Overall, I can’t say I have a lot of love for this band. They’re way too new age-y for me, that’s the first thing, and also while some of their songs are really nice, quite an astounding amount of them just doesn’t agree with my brain, so to say, in a sensory way. They often sound properly sensorily creepy to me. And, actually, this song is no exception. Everything about it – the melody, the harmonies, the different single sounds in it and it overall – it just sounds kind of creepy even though I know I’m probably the only one and that generally it’s supposed to sound relaxing. But, unlike most of their other music, despite I still feel this way about how it sounds, after having known it for many years, somehow I also do like it and can appreciate its beauty. Sometimes that is the case that even when something sounds sensorily scary to me at the same time it’s still very beautiful and appealing on some level. In the past, the creeped out feeling was the main thing I felt when listening to this, but now it’s the appreciation for it that wins.
2002 are wife and husband Pamela and Randy Copus, and their daughter Sarah. They live in Texas and, as I said, they make new age music, that could also be classified as neoclassical. There is yet another song of them that I like (I only like two, and that other one is not creepy at all) and I think I’ll share that one tomorrow.
For today I have for you a song in two versions. Firstly because I like them both, and secondly, because they’re both in different languages.Ray Fisher was Scottish, so her version is in Scots, as all the songs she sang, and Martin Carthy is English and his version is in English. Also, I have no idea about what the perception of Scots language is like in people whose first language is English, I don’t know how much you can understand of it, in my case I was able to understand more than I thought I would listening to it for the first time, I suppose both thanks to English and Swedish, as there are Scandinavian influences at all, but there were still big patches of the lyrics that I wouldn’t understand, and even had trouble understanding various bits and pieces when reading the lyrics, so eventually had to just look up what it is about, and then understanding of the song has become much easier. So, if you’re gonna have the same dilemma, Martin Carthy’s version is very much the same in terms of lyrics, only with a few differences, like that in his version Willie is a king, and it’s his wife who comes up with a plan of how to get rid of the spell that Willie’s mother has cast on her, while in Fisher’s version it’s Billy Blind who gives Willie that idea.

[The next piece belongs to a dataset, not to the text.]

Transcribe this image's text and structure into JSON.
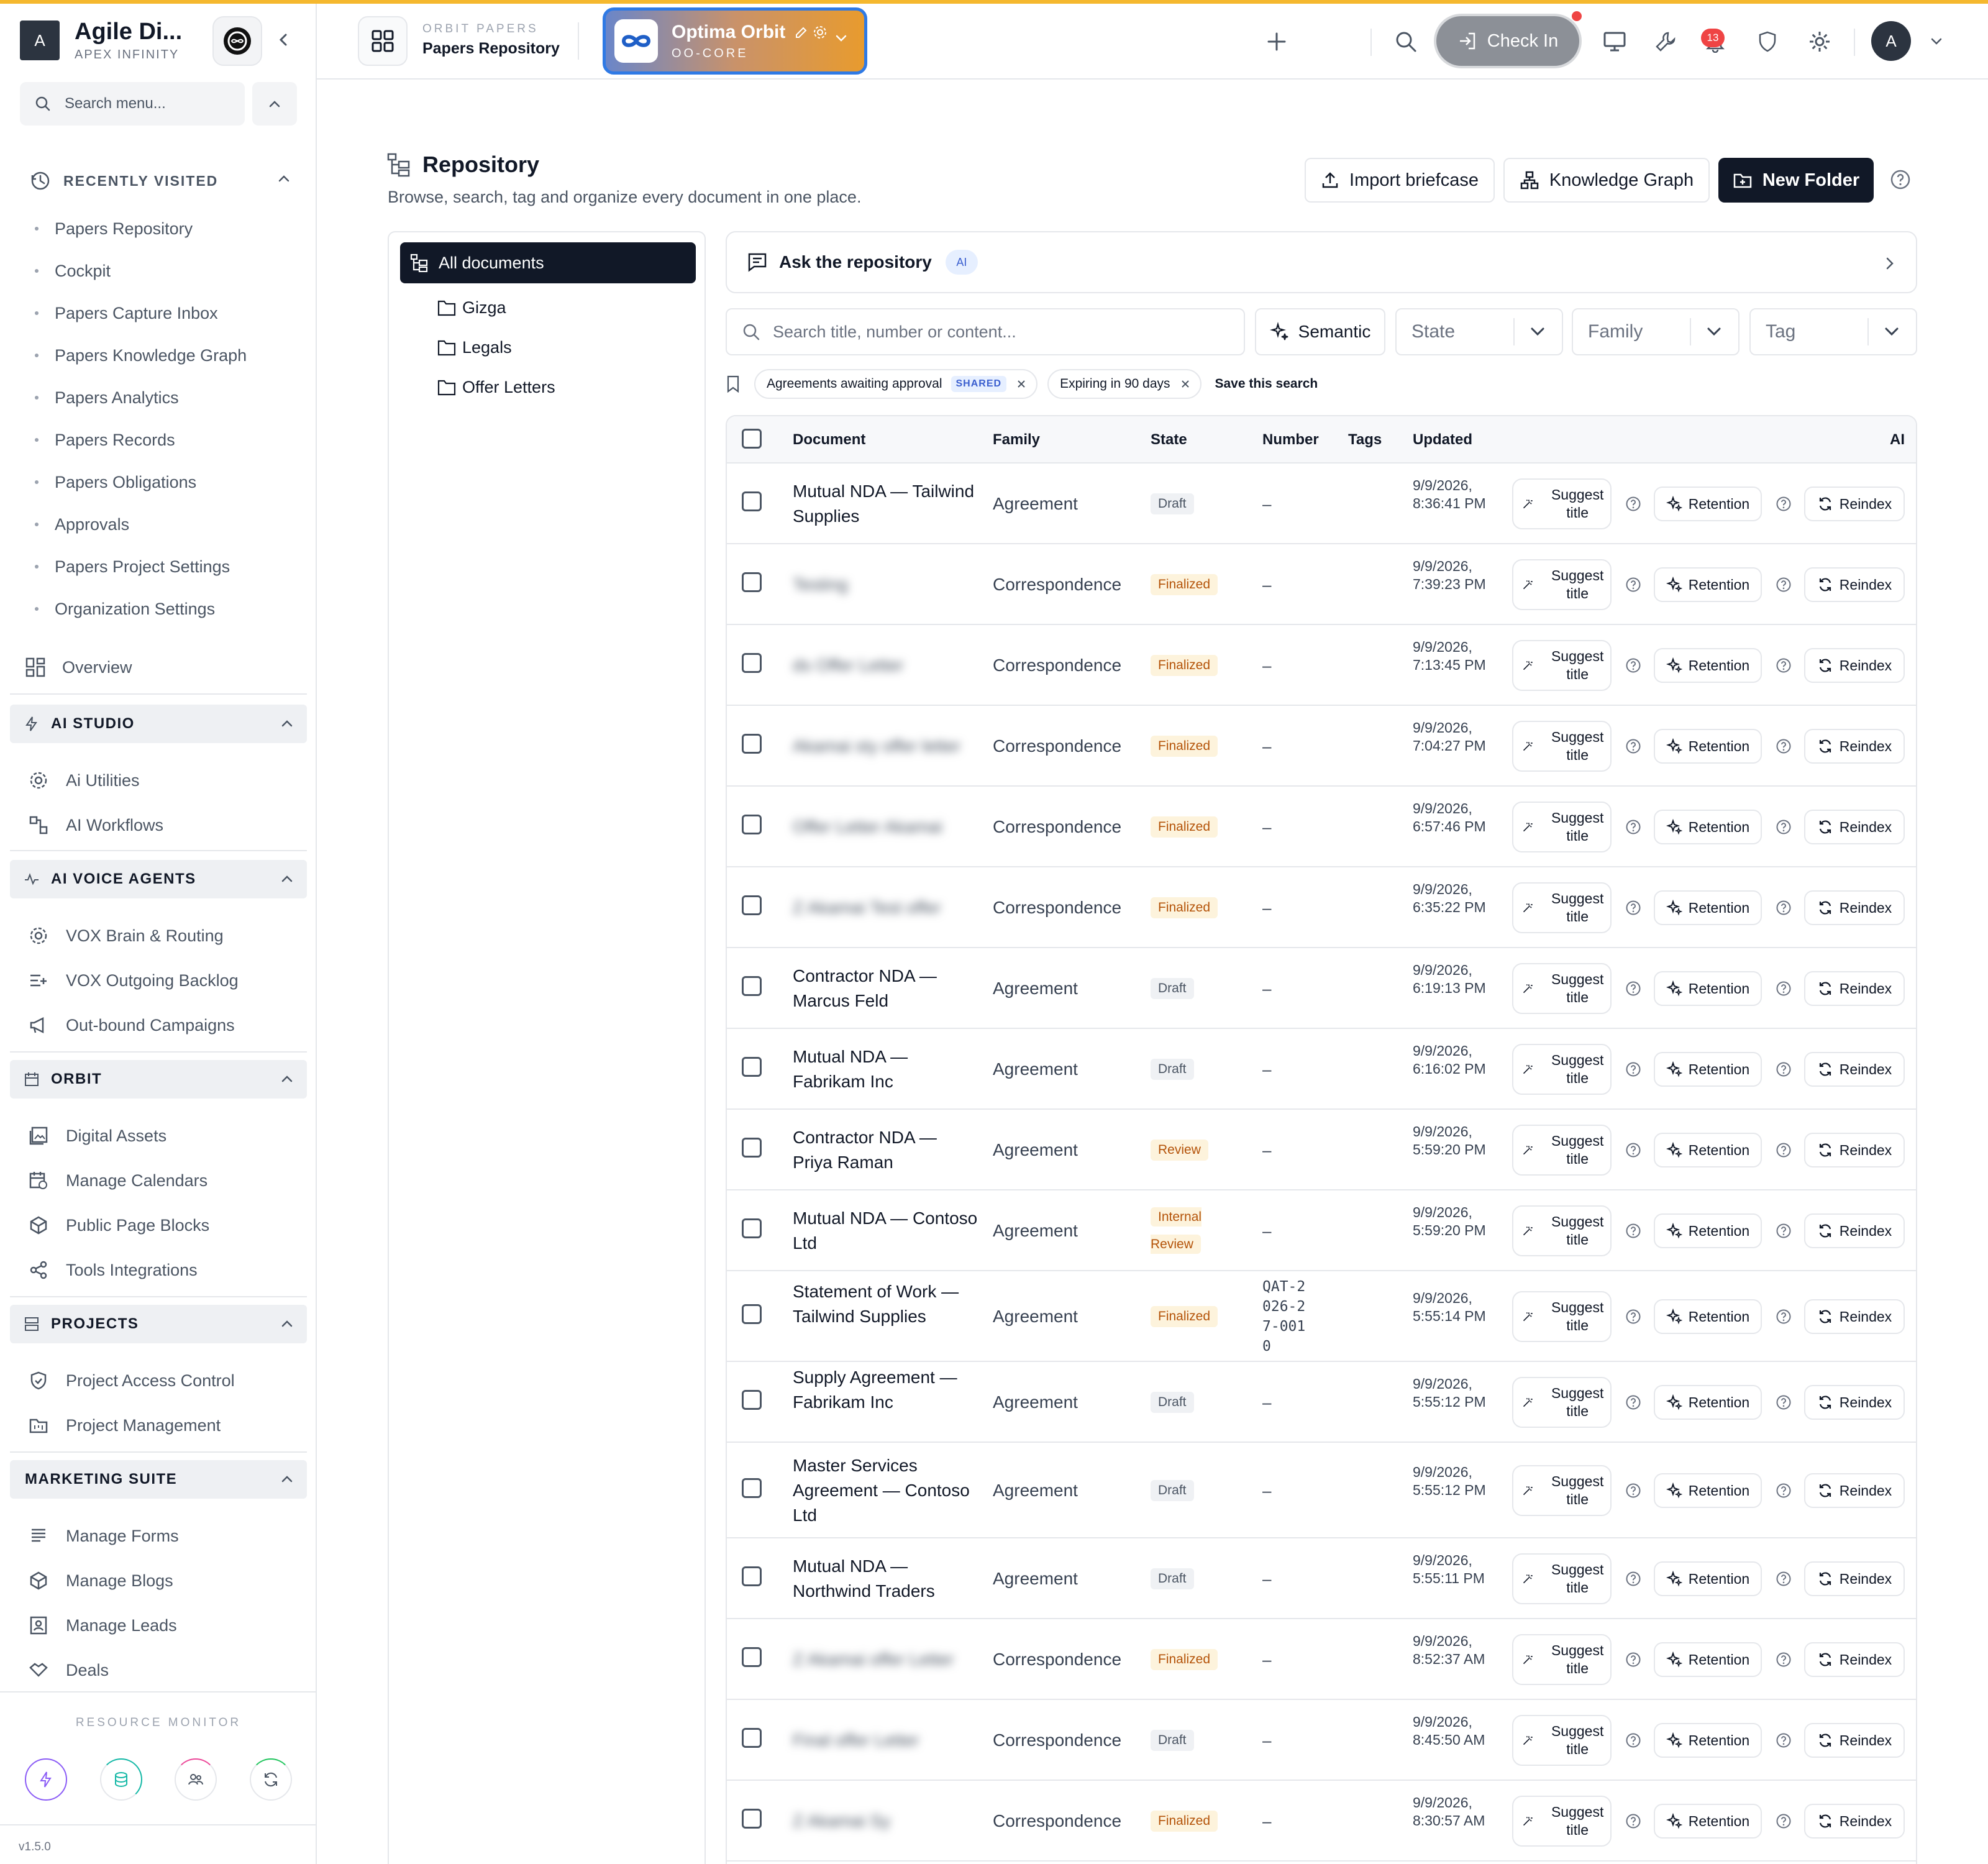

“Willie’s Lady” is a Child ballad, and I think I have said it on my blog before that I really love the collection of Child ballads!
So, here are the two versions of this song. 🙂